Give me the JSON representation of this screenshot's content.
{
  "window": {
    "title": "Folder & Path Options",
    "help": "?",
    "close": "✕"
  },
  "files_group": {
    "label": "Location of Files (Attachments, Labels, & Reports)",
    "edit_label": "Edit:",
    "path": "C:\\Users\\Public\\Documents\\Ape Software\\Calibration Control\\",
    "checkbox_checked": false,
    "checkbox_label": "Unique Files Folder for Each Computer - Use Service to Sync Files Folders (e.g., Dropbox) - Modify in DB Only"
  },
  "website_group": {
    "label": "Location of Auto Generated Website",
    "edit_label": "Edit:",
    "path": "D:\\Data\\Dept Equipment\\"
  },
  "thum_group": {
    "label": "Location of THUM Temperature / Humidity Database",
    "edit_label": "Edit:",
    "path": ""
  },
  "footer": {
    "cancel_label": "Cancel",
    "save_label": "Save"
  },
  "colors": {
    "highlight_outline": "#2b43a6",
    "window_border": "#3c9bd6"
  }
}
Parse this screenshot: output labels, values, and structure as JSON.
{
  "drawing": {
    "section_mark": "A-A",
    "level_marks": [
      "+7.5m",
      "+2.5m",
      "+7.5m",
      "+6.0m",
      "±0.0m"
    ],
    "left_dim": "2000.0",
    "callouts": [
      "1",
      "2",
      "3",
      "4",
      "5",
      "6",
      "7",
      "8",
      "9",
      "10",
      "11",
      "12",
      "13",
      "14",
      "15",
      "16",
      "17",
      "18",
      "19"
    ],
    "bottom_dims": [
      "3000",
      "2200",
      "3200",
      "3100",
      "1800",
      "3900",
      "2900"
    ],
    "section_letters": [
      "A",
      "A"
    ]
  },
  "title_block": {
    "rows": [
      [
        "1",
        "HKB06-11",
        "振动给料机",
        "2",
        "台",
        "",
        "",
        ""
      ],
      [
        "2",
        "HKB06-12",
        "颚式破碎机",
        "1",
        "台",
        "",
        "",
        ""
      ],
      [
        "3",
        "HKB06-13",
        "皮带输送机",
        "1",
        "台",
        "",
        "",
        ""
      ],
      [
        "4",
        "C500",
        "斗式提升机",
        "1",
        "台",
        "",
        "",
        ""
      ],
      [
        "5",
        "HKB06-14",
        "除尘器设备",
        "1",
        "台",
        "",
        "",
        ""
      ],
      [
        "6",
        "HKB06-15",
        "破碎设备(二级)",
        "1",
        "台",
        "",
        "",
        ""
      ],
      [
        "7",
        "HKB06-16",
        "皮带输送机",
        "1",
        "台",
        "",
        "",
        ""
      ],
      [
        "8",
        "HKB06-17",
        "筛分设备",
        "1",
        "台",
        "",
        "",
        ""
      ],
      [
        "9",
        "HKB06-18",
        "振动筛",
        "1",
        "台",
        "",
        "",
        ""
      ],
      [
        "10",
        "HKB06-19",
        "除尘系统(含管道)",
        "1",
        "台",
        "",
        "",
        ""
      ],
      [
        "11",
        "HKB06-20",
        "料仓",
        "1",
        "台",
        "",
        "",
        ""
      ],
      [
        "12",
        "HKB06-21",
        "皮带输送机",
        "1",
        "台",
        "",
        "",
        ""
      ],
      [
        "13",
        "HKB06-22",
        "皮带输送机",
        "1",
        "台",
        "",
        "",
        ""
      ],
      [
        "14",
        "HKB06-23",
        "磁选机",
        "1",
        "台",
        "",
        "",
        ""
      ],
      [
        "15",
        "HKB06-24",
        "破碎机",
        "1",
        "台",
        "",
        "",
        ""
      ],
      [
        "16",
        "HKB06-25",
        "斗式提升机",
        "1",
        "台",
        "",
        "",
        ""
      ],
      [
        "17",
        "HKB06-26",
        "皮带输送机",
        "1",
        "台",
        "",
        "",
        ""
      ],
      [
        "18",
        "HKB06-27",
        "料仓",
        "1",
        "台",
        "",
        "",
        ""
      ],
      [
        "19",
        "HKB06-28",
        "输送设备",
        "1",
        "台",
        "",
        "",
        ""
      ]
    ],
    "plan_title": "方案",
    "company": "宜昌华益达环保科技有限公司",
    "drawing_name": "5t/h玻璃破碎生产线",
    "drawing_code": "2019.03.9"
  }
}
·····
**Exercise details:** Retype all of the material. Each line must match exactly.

**Exercise response:**
Give me the JSON representation of this screenshot's content.
{
  "window": {
    "title": "Folder & Path Options",
    "help": "?",
    "close": "✕"
  },
  "files_group": {
    "label": "Location of Files (Attachments, Labels, & Reports)",
    "edit_label": "Edit:",
    "path": "C:\\Users\\Public\\Documents\\Ape Software\\Calibration Control\\",
    "checkbox_checked": false,
    "checkbox_label": "Unique Files Folder for Each Computer - Use Service to Sync Files Folders (e.g., Dropbox) - Modify in DB Only"
  },
  "website_group": {
    "label": "Location of Auto Generated Website",
    "edit_label": "Edit:",
    "path": "D:\\Data\\Dept Equipment\\"
  },
  "thum_group": {
    "label": "Location of THUM Temperature / Humidity Database",
    "edit_label": "Edit:",
    "path": ""
  },
  "footer": {
    "cancel_label": "Cancel",
    "save_label": "Save"
  },
  "colors": {
    "highlight_outline": "#2b43a6",
    "window_border": "#3c9bd6"
  }
}
Parse this screenshot: output labels, values, and structure as JSON.
{
  "drawing": {
    "section_mark": "A-A",
    "level_marks": [
      "+7.5m",
      "+2.5m",
      "+7.5m",
      "+6.0m",
      "±0.0m"
    ],
    "left_dim": "2000.0",
    "callouts": [
      "1",
      "2",
      "3",
      "4",
      "5",
      "6",
      "7",
      "8",
      "9",
      "10",
      "11",
      "12",
      "13",
      "14",
      "15",
      "16",
      "17",
      "18",
      "19"
    ],
    "bottom_dims": [
      "3000",
      "2200",
      "3200",
      "3100",
      "1800",
      "3900",
      "2900"
    ],
    "section_letters": [
      "A",
      "A"
    ]
  },
  "title_block": {
    "rows": [
      [
        "1",
        "HKB06-11",
        "振动给料机",
        "2",
        "台",
        "",
        "",
        ""
      ],
      [
        "2",
        "HKB06-12",
        "颚式破碎机",
        "1",
        "台",
        "",
        "",
        ""
      ],
      [
        "3",
        "HKB06-13",
        "皮带输送机",
        "1",
        "台",
        "",
        "",
        ""
      ],
      [
        "4",
        "C500",
        "斗式提升机",
        "1",
        "台",
        "",
        "",
        ""
      ],
      [
        "5",
        "HKB06-14",
        "除尘器设备",
        "1",
        "台",
        "",
        "",
        ""
      ],
      [
        "6",
        "HKB06-15",
        "破碎设备(二级)",
        "1",
        "台",
        "",
        "",
        ""
      ],
      [
        "7",
        "HKB06-16",
        "皮带输送机",
        "1",
        "台",
        "",
        "",
        ""
      ],
      [
        "8",
        "HKB06-17",
        "筛分设备",
        "1",
        "台",
        "",
        "",
        ""
      ],
      [
        "9",
        "HKB06-18",
        "振动筛",
        "1",
        "台",
        "",
        "",
        ""
      ],
      [
        "10",
        "HKB06-19",
        "除尘系统(含管道)",
        "1",
        "台",
        "",
        "",
        ""
      ],
      [
        "11",
        "HKB06-20",
        "料仓",
        "1",
        "台",
        "",
        "",
        ""
      ],
      [
        "12",
        "HKB06-21",
        "皮带输送机",
        "1",
        "台",
        "",
        "",
        ""
      ],
      [
        "13",
        "HKB06-22",
        "皮带输送机",
        "1",
        "台",
        "",
        "",
        ""
      ],
      [
        "14",
        "HKB06-23",
        "磁选机",
        "1",
        "台",
        "",
        "",
        ""
      ],
      [
        "15",
        "HKB06-24",
        "破碎机",
        "1",
        "台",
        "",
        "",
        ""
      ],
      [
        "16",
        "HKB06-25",
        "斗式提升机",
        "1",
        "台",
        "",
        "",
        ""
      ],
      [
        "17",
        "HKB06-26",
        "皮带输送机",
        "1",
        "台",
        "",
        "",
        ""
      ],
      [
        "18",
        "HKB06-27",
        "料仓",
        "1",
        "台",
        "",
        "",
        ""
      ],
      [
        "19",
        "HKB06-28",
        "输送设备",
        "1",
        "台",
        "",
        "",
        ""
      ]
    ],
    "plan_title": "方案",
    "company": "宜昌华益达环保科技有限公司",
    "drawing_name": "5t/h玻璃破碎生产线",
    "drawing_code": "2019.03.9"
  }
}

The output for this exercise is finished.